◆ **Exercise**
Search the records for lines with the word "JSON" and copy each match.

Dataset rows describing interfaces
——

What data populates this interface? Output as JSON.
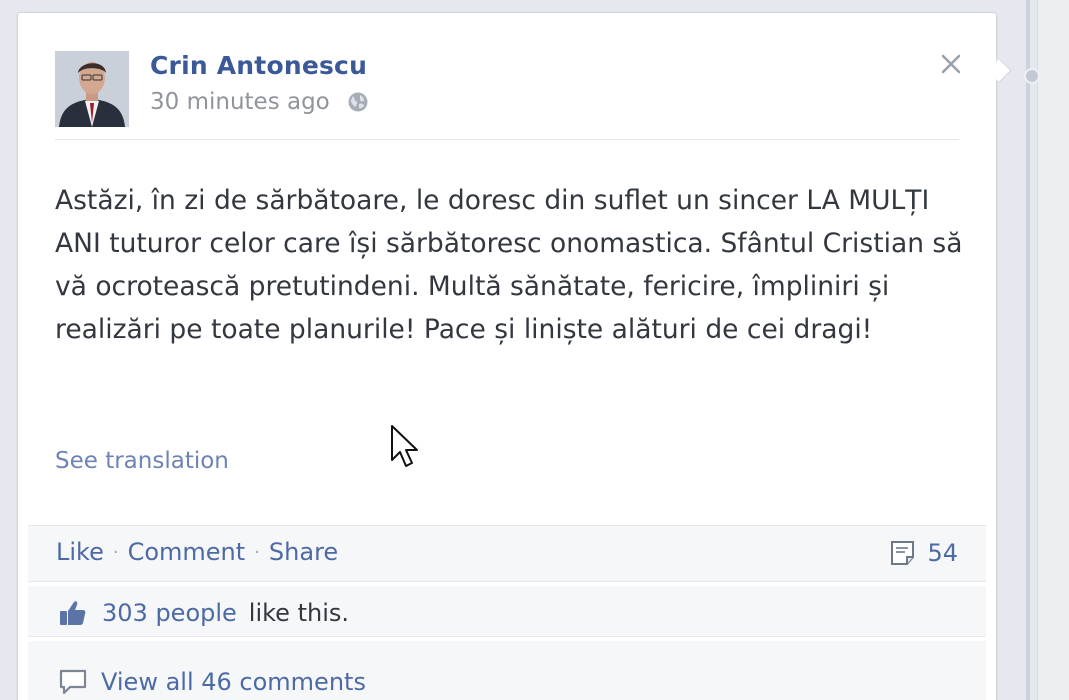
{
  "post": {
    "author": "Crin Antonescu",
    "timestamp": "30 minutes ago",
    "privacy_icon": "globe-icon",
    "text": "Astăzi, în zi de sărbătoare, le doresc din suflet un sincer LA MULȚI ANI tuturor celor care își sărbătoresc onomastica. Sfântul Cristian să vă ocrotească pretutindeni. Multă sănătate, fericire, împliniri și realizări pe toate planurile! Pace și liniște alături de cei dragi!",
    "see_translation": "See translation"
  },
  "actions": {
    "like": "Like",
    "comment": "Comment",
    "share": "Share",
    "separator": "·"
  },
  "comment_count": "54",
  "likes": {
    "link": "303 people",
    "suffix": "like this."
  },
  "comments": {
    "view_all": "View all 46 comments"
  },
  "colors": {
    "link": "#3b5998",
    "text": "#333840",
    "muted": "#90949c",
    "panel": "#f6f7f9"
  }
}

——

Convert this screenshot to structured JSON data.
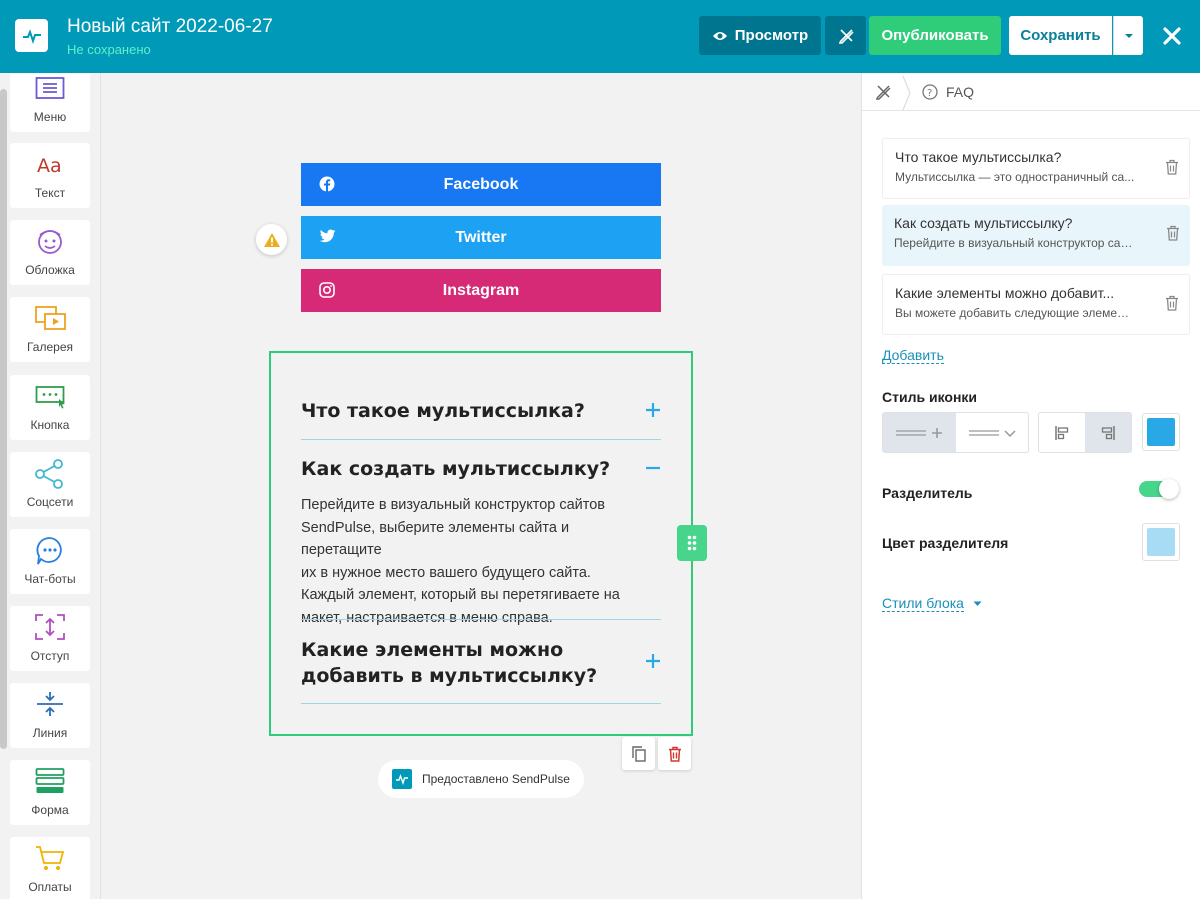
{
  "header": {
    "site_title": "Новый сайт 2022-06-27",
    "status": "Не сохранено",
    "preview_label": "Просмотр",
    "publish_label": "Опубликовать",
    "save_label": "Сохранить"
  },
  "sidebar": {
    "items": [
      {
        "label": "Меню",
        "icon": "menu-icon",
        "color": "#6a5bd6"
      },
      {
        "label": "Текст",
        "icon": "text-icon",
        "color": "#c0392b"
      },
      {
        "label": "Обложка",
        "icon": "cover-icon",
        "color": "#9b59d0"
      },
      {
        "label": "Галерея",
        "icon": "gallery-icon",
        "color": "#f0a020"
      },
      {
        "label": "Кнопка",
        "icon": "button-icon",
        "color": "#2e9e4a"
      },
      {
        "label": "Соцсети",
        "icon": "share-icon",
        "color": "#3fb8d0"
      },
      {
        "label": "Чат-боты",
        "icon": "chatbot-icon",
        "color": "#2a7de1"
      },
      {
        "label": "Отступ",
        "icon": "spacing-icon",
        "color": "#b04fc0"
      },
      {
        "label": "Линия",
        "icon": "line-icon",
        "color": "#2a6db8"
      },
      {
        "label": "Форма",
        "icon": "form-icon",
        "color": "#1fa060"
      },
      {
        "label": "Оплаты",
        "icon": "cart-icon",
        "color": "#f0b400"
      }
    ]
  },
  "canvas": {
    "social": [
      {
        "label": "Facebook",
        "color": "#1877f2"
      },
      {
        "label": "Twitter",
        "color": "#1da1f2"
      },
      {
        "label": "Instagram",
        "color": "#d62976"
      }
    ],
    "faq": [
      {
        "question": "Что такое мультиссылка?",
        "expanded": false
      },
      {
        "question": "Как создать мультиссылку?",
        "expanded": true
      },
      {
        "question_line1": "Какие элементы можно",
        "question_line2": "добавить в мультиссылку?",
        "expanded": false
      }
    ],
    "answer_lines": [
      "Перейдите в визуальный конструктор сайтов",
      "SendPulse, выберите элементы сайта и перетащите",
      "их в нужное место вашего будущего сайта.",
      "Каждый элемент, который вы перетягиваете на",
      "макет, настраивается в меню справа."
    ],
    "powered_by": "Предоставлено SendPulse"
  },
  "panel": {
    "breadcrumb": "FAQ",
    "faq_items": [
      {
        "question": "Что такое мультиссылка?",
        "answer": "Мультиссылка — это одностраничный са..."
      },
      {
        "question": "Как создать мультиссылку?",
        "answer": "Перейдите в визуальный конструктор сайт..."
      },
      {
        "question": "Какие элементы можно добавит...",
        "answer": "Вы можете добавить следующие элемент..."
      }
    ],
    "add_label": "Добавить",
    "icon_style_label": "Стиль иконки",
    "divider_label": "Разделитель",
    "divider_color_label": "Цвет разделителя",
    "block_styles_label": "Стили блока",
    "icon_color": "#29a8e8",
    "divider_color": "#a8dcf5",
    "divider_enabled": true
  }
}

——

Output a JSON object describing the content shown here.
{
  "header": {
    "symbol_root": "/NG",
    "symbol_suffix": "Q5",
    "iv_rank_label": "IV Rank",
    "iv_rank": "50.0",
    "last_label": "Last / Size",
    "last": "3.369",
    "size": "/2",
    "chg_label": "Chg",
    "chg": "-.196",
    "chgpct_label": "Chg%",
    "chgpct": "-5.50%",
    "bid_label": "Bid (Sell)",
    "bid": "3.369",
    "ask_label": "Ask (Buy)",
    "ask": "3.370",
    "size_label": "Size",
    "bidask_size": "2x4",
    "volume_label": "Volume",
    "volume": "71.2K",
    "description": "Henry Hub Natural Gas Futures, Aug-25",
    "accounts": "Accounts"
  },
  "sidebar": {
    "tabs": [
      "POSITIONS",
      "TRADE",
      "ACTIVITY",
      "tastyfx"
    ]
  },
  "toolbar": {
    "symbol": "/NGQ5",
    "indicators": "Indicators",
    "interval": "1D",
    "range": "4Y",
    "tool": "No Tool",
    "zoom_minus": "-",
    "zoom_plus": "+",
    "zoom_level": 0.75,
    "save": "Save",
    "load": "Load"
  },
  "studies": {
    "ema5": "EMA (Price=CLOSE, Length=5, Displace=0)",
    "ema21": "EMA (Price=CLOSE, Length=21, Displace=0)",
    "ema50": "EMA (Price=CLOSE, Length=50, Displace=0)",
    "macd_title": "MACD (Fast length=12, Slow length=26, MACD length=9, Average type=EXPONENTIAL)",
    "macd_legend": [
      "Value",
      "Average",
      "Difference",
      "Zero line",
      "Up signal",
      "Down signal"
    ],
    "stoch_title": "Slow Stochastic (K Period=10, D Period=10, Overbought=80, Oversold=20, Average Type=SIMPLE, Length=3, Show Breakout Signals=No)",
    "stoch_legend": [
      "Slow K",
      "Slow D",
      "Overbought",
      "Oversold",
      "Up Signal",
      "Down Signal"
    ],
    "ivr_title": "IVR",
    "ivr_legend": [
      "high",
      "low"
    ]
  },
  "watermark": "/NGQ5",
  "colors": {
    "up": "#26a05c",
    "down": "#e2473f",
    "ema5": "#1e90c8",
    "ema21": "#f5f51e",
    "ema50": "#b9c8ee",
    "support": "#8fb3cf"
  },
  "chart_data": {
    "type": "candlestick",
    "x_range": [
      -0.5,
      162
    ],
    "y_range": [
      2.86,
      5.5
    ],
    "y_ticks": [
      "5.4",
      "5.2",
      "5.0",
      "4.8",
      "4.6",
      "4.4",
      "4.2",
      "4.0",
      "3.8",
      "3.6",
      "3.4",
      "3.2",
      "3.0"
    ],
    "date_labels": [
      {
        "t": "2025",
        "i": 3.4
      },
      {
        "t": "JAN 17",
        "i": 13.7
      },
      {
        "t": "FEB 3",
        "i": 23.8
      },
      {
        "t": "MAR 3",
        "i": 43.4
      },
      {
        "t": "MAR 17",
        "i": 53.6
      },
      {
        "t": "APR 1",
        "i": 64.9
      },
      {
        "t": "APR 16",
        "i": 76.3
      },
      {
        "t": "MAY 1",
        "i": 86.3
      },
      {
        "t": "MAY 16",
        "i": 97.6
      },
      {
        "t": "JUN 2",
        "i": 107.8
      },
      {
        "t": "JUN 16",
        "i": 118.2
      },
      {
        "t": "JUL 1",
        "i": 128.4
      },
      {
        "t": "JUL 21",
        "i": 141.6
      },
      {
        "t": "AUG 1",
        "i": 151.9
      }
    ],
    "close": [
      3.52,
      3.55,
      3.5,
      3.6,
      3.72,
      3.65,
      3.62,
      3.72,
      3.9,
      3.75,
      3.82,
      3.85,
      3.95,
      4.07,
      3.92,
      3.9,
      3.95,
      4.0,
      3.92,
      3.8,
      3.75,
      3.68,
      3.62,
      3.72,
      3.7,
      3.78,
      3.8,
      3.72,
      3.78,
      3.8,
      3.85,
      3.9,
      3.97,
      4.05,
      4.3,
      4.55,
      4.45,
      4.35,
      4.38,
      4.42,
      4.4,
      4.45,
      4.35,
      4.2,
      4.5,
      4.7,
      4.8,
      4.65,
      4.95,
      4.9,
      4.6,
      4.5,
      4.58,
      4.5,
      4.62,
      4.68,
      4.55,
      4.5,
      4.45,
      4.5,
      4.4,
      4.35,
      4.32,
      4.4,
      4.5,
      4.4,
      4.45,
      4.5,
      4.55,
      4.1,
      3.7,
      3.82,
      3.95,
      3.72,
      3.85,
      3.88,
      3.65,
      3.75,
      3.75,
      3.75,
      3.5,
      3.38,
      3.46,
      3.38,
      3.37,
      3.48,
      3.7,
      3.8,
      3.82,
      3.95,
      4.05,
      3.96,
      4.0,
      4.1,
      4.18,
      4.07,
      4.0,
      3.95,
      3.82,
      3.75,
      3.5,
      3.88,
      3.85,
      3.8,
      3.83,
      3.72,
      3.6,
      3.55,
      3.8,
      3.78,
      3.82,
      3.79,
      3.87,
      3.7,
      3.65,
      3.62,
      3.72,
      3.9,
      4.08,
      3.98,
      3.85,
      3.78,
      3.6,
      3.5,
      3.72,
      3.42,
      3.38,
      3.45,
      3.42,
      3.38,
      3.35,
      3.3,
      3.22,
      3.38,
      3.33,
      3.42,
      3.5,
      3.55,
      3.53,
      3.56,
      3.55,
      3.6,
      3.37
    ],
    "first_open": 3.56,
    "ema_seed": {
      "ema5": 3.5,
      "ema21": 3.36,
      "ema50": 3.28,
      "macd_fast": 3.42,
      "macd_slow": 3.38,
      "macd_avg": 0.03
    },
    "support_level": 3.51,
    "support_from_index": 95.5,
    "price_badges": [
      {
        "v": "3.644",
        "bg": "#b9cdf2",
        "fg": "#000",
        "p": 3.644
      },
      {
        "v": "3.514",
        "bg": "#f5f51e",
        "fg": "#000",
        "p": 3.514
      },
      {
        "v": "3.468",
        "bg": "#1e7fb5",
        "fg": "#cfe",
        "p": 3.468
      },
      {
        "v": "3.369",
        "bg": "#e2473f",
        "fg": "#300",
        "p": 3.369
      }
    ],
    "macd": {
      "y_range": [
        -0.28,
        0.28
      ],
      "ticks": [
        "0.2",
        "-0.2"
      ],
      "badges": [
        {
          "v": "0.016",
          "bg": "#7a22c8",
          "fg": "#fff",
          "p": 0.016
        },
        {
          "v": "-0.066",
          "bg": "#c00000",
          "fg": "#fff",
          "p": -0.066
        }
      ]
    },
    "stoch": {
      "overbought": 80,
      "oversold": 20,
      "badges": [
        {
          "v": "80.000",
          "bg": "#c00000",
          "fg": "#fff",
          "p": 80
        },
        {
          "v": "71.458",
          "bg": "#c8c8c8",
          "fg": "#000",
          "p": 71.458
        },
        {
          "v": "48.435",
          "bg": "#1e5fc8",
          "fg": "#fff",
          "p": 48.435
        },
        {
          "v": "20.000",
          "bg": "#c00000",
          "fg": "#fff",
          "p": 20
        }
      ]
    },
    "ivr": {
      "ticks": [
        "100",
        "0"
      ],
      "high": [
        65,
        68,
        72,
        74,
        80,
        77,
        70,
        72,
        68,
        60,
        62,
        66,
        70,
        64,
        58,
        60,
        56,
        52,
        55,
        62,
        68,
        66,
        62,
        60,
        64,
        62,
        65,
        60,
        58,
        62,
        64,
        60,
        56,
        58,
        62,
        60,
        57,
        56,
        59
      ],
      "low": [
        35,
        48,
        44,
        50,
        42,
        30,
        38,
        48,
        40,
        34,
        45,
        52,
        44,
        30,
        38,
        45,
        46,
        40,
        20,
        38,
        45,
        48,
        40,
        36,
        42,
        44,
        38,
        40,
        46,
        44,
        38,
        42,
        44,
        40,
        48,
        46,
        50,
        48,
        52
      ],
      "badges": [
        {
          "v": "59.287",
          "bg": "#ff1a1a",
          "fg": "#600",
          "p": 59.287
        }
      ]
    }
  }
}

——

◆ **Answer below**
What data populates this interface? Output as JSON.
Convert this screenshot to structured JSON data.
Output a JSON object describing the content shown here.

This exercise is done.